Aside from that person's argument about overhauling the reference systems that we use (surely necessary), that "one-click" priority preference is somewhat problematic. It assumes that all information is equal.

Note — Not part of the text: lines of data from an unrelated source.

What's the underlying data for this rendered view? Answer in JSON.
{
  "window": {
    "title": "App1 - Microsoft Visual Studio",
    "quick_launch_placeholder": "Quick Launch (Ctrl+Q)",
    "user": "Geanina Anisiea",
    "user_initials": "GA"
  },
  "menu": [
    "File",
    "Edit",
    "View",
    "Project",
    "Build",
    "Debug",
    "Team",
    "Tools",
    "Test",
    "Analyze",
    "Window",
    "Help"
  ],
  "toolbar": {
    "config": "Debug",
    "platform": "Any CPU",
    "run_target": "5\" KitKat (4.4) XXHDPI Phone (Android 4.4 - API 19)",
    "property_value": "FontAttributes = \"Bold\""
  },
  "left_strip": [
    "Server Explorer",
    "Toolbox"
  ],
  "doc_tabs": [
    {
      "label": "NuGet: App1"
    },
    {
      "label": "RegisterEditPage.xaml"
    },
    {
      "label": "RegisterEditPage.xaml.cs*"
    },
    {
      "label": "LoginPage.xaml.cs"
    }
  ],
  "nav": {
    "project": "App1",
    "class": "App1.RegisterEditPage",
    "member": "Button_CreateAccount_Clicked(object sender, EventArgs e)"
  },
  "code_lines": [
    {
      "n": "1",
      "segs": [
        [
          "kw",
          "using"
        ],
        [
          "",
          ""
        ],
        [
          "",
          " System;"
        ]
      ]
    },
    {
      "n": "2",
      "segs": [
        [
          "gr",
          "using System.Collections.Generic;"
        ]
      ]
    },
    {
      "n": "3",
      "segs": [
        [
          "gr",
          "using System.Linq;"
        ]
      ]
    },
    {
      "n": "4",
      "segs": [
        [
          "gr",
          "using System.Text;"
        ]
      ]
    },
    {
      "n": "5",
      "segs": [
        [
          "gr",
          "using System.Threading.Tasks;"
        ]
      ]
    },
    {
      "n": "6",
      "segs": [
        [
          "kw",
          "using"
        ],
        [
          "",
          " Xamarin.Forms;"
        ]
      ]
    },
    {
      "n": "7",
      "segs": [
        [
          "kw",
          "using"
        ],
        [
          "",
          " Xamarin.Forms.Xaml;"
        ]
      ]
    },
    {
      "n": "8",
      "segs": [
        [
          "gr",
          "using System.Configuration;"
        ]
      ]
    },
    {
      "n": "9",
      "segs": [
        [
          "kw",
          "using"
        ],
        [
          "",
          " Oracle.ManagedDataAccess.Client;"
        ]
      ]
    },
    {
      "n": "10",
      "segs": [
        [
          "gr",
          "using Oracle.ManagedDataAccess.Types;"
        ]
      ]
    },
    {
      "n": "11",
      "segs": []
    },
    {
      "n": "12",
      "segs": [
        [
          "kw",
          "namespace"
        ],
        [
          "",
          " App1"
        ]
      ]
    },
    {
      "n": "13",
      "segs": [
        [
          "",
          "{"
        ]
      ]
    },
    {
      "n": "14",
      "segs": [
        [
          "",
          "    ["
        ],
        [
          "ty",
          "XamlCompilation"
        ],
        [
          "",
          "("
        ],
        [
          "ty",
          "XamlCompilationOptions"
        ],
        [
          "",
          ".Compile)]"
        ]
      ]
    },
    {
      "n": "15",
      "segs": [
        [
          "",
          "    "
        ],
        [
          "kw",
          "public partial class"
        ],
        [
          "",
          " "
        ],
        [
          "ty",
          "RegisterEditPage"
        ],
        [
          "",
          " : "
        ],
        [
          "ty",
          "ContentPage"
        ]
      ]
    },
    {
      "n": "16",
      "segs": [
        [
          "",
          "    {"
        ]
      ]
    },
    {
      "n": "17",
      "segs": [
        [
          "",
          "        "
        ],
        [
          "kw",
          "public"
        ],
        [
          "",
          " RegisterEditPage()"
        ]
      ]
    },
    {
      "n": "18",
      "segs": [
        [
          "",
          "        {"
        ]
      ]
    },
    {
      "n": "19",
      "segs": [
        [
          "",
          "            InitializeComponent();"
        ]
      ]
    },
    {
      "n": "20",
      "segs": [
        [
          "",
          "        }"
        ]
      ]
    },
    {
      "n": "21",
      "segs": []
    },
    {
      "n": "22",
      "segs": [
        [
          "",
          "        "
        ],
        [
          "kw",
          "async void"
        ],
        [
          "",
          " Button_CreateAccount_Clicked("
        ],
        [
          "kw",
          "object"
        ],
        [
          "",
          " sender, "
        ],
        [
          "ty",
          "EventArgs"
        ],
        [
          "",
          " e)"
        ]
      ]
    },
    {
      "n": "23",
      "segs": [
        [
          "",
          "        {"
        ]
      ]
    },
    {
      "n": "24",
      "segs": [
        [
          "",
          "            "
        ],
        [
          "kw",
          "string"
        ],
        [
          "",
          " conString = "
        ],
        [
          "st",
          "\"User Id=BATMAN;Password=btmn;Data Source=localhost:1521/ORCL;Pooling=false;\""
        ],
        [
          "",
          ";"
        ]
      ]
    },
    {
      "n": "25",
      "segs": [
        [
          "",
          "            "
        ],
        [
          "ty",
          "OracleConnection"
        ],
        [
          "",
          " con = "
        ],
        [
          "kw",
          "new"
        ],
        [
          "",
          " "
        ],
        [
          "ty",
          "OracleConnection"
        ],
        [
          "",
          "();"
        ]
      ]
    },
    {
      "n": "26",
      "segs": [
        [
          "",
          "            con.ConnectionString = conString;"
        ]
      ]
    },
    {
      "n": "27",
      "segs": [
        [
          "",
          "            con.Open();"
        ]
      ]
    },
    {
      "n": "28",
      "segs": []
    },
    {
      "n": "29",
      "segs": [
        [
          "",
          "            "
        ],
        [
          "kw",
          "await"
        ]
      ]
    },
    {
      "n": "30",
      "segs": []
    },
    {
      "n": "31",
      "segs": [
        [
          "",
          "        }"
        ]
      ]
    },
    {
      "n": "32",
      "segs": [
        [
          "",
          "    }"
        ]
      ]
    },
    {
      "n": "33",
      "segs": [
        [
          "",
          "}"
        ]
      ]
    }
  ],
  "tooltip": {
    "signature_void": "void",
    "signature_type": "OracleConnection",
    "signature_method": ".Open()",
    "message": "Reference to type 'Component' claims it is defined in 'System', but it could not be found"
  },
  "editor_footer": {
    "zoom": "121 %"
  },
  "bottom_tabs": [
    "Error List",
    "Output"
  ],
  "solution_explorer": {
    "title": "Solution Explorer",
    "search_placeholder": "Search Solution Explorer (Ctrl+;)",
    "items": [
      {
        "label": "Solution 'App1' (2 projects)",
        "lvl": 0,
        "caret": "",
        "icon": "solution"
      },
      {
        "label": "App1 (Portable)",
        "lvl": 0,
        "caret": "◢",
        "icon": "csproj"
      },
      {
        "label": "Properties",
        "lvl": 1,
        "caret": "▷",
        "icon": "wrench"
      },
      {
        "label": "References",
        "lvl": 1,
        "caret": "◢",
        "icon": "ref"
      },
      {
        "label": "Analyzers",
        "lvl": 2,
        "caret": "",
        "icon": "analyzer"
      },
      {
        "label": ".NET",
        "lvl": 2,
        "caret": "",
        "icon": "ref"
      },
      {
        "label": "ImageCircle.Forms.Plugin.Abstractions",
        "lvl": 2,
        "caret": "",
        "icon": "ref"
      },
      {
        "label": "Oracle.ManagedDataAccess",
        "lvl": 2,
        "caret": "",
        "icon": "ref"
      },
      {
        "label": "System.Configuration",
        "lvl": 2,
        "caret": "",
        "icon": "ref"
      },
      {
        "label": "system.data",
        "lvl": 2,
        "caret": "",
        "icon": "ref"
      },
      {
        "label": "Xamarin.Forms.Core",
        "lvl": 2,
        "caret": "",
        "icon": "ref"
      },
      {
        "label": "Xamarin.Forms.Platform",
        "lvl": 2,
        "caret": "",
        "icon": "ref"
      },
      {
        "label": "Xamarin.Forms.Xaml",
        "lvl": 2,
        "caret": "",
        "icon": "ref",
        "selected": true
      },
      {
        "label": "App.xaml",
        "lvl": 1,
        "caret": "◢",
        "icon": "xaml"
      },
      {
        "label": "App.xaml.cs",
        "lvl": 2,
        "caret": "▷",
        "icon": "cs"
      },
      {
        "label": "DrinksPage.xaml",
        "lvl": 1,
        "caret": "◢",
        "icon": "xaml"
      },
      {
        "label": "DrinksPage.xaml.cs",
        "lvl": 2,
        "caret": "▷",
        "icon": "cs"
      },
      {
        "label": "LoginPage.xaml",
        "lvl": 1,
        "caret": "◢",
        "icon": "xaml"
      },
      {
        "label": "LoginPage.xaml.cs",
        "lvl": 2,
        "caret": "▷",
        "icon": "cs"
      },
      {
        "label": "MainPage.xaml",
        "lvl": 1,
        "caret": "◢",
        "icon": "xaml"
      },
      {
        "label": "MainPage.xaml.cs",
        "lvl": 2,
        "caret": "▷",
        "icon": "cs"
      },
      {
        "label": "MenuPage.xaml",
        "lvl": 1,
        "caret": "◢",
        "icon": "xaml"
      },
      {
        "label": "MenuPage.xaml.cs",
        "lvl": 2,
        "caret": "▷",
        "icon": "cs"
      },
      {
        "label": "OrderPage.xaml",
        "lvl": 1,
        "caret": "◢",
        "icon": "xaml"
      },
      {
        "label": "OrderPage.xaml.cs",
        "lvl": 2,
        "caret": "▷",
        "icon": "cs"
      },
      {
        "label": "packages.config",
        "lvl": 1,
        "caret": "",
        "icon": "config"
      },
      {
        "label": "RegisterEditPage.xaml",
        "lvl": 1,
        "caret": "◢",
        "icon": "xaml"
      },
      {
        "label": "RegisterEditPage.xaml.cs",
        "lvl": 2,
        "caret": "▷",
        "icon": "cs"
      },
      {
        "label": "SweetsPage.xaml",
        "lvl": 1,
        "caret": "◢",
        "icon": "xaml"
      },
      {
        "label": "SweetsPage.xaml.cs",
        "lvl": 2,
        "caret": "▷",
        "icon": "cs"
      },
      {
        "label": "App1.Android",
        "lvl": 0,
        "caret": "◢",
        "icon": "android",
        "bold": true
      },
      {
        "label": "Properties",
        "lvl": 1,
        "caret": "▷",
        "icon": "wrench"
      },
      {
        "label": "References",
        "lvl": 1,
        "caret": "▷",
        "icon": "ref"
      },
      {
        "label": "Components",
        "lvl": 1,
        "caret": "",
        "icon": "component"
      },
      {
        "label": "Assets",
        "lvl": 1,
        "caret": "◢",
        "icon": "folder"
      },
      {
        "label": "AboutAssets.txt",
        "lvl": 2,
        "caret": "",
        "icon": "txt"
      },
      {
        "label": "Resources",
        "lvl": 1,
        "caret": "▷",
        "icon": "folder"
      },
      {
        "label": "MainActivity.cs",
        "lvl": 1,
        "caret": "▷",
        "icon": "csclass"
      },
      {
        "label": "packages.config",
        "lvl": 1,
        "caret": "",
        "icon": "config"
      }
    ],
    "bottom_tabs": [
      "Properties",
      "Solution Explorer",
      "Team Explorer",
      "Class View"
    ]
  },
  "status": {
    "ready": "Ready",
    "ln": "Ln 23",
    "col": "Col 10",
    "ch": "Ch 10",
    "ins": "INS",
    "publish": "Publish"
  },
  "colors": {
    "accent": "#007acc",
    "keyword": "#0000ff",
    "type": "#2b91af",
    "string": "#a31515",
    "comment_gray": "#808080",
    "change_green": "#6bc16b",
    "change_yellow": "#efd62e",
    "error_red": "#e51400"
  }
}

It does not take into consideration (or dismisses the notion) that information that has not been digitized or that is behind a pay wall may be better or as important information.
Although the argument makes a claim about 'replicability,' what it really seems to be speaking to is the growing expectation of immediacy --- that is, the apparent moral praiseworthiness we can credit authors or publishers who make it possible to click a link to retrieve a full text document versus the apparent moral blameworthiness of not being able to do so (and instead, e.g., having to find information that is "buried in some library").
Personally, I do look forward to the day when most if not all scientific or scholarly material is freely available as open access, but until that time comes, it seems to me that there would be some serious [moral and practical] implications if researchers intentionally only read and cited literature that is available with a single click of a button and ignored all the rest (as if the tendency to favor reporting positive findings is the only kind of bias that can exist).
Rather, the search and retrieval of good information might best be served by the same kind of activity that P. W. Bridgman described in 1955, that Gerald Holton picked up on in 1994, and that Susan Haack continued in 2003/07 about the scientific method --- that "it is nothing more than doing one's damnedest [...], no holds barred" (Bridgman, p. 534; Holton, p. 78; Haack, p. 24).